•Use a doorway for shelter only if it is in close proximity to you and if you know it is a strongly supported, loadbearing doorway.
•Stay inside until the shaking stops and it is safe to go outside. Research has shown that most injuries occur when people inside buildings attempt to move to a different location inside the building or try to leave.
•Be aware that the electricity may go out or the sprinkler systems or fire alarms may turn on.
•DO NOT use the elevators.
•Move away from buildings, streetlights, and utility wires.
•Once in the open, stay there until the shaking stops. The greatest danger exists directly outside buildings, at exits and alongside exterior walls. Many of the 120 fatalities from the 1933 Long Beach earthquake occurred when people ran outside of buildings only to be killed by falling debris from collapsing walls. Ground movement during an earthquake is seldom the direct cause of death or injury. Most earthquake-related casualties result from collapsing walls, flying glass, and falling objects.
If in a moving vehicle
•Stop as quickly as safety permits and stay in the vehicle. Avoid stopping near or under buildings, trees, overpasses, and utility wires.
•Proceed cautiously once the earthquake has stopped. Avoid roads, bridges, or ramps that might have been damaged by the earthquake.
If trapped under debris
•Do not light a match.
•Do not move about or kick up dust.
•Cover your mouth with a handkerchief or clothing.
•Tap on a pipe or wall so rescuers can locate you. Use a whistle if one is available. Shout only as a last resort. Shouting can cause you to inhale dangerous amounts of dust.
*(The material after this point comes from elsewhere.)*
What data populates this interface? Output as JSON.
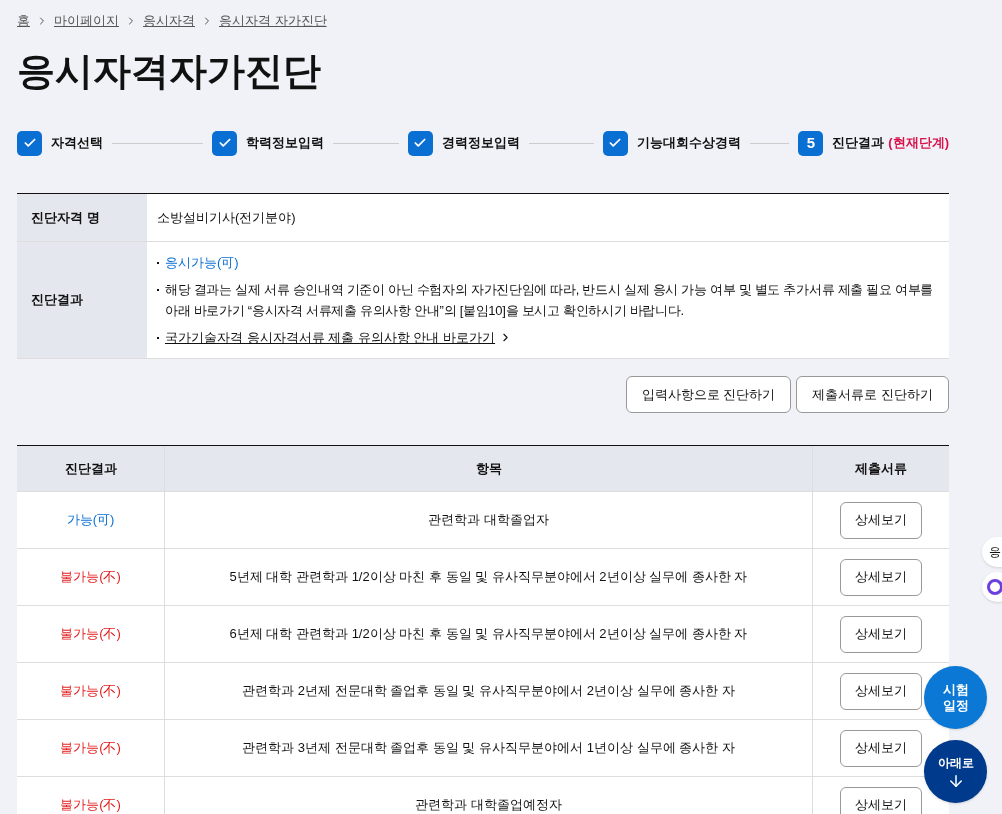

From FEMA website.
I'd also add that open the door if you are in a small space such as bathrooms, since shaking can cause structural damage, which can make the door difficult to open to leave from the space. Also if you are cooking, turn off the gas oven right away.
Last edited by YukiNieve; 08-23-2011 at 10:42 PM.
I'm from Mineral (Gum Springs actually, but who would have ever thought anyone would have heard of Mineral VA) and my family still lives there. It took a while to get through on the phones but everyone is safe, just very rattled. My mother made it home from work and has lots of glass on the floor plus one very stressed out kitty. Lots of cleanup to do inside, but thankfully it could have been a whole lot worse. There's damage to the high school and middle school where I went to school. I'm very greatful no injuries have been reported.
The head of my firm sent out an email to let us know that our DC and Philadelphia offices had been evacuated. We in the LA and San Francisco offices have been quite amused.
Swarms of locusts are next, right?
If Morozov turns into a pillar of salt then we know we're in trouble.
The fastest thing out of New Jersey since Tricky Nicky in a Muscovian handbasket
I was at my company's office out in the Virginia suburbs of DC. I'd never felt an earthquake before. And this wasn't just a little shake, it was a rather pronounced one. I just froze in place. Eventually everyone in my office headed out of the building. After about an hour, we were told to head home. The building management didn't want anyone inside until they had a structural engineer evaluate the building. But my early dismissal was negated by the fact Metrorail had to run trains at 15 mph due to track inspections on the entire network. It took me more than double the time it typically takes to get home.
"A city exists, not for the constant passage of motorcars, but for the care and culture of men." (and women) -- Lewis Mumford
Glad everyone's okay!
As a Californian I'm like, whee earthquakes! I think they're fun when they're not huge and scary.
And a hurricane coming on Saturday.
I teach in a daycare center in NJ, the quake hit at naptime, half the kids woke up thinking I had shaken them awake.